#### Extracted data:
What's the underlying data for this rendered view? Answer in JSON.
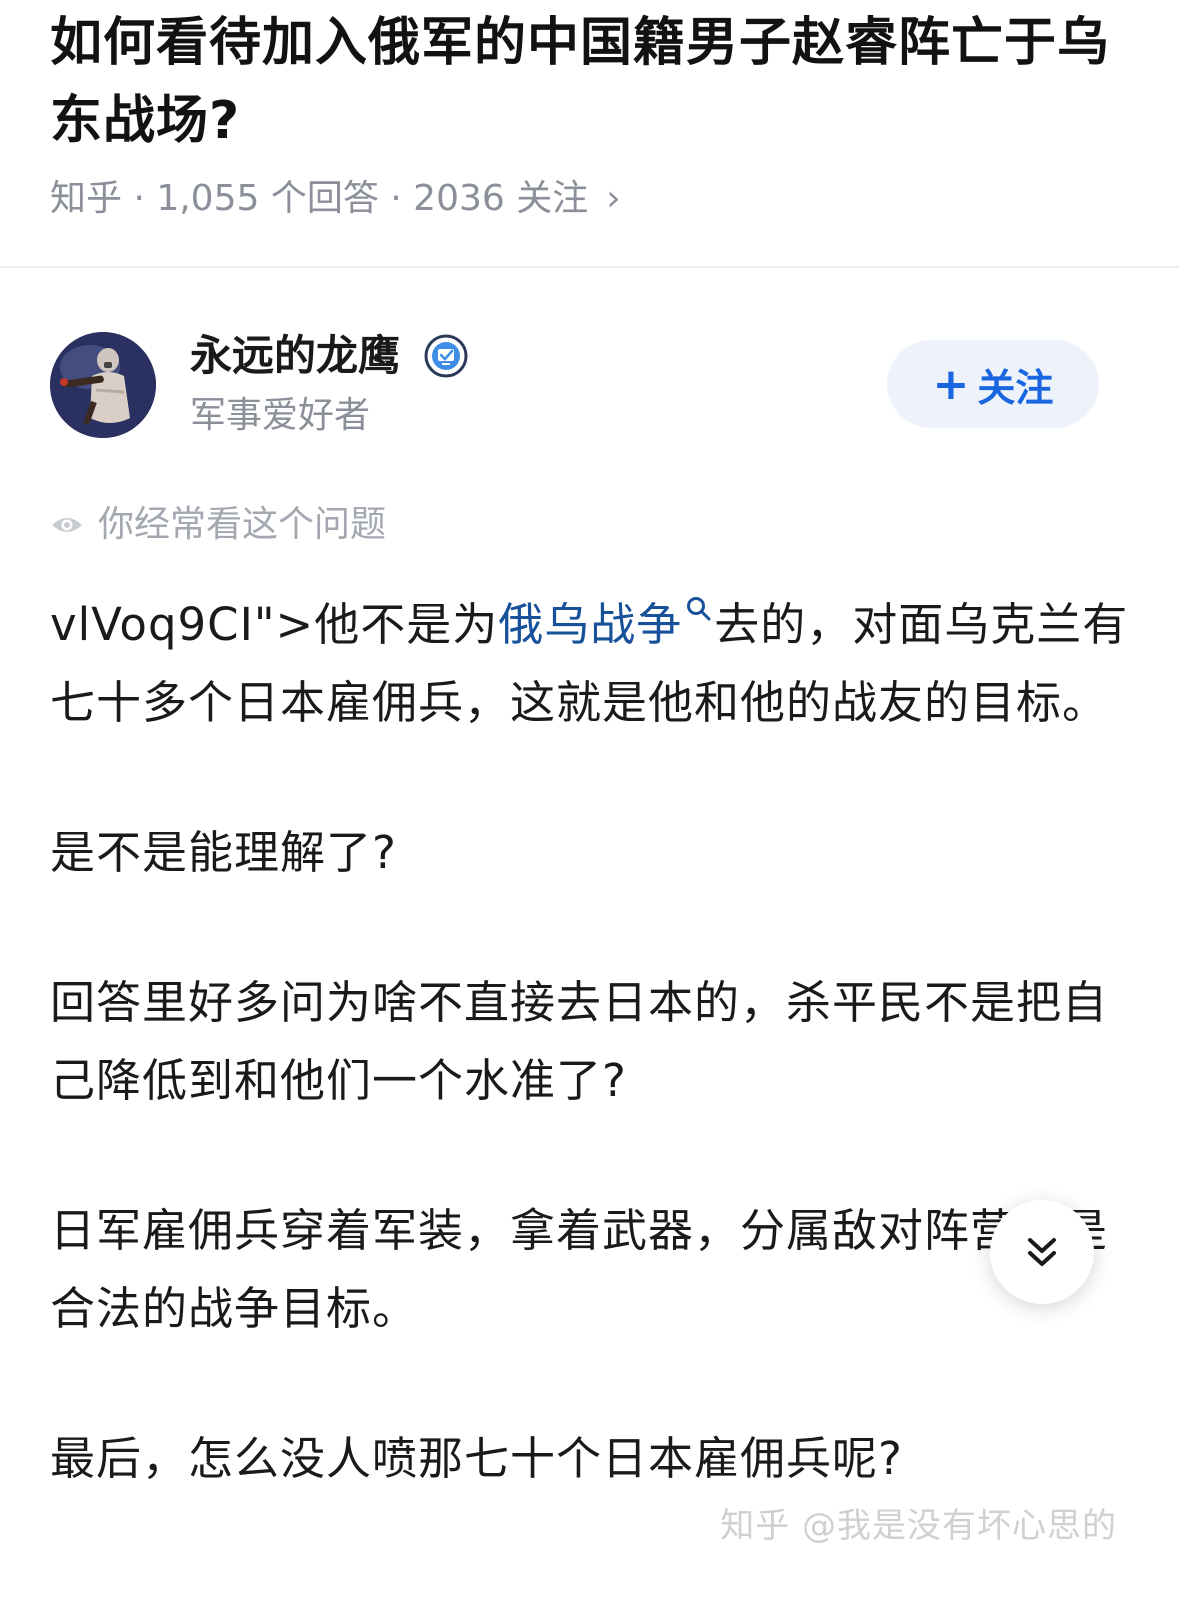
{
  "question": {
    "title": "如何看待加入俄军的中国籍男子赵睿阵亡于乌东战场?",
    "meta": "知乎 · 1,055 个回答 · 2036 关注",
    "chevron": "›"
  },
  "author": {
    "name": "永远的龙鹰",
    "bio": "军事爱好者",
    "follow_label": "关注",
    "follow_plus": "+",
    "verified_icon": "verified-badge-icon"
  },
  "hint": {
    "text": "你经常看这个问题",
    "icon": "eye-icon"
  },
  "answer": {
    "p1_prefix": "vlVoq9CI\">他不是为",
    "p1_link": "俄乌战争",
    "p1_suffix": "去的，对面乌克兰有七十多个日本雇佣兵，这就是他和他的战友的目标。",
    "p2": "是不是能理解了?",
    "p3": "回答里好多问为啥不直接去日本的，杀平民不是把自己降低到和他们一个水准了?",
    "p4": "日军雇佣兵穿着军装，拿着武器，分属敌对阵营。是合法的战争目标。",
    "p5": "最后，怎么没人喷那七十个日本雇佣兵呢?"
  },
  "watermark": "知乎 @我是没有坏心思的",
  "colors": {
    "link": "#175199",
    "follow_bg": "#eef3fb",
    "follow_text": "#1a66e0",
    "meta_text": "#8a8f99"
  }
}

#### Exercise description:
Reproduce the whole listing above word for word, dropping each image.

#### Finished exercise:
What's the underlying data for this rendered view? Answer in JSON.
{
  "question": {
    "title": "如何看待加入俄军的中国籍男子赵睿阵亡于乌东战场?",
    "meta": "知乎 · 1,055 个回答 · 2036 关注",
    "chevron": "›"
  },
  "author": {
    "name": "永远的龙鹰",
    "bio": "军事爱好者",
    "follow_label": "关注",
    "follow_plus": "+",
    "verified_icon": "verified-badge-icon"
  },
  "hint": {
    "text": "你经常看这个问题",
    "icon": "eye-icon"
  },
  "answer": {
    "p1_prefix": "vlVoq9CI\">他不是为",
    "p1_link": "俄乌战争",
    "p1_suffix": "去的，对面乌克兰有七十多个日本雇佣兵，这就是他和他的战友的目标。",
    "p2": "是不是能理解了?",
    "p3": "回答里好多问为啥不直接去日本的，杀平民不是把自己降低到和他们一个水准了?",
    "p4": "日军雇佣兵穿着军装，拿着武器，分属敌对阵营。是合法的战争目标。",
    "p5": "最后，怎么没人喷那七十个日本雇佣兵呢?"
  },
  "watermark": "知乎 @我是没有坏心思的",
  "colors": {
    "link": "#175199",
    "follow_bg": "#eef3fb",
    "follow_text": "#1a66e0",
    "meta_text": "#8a8f99"
  }
}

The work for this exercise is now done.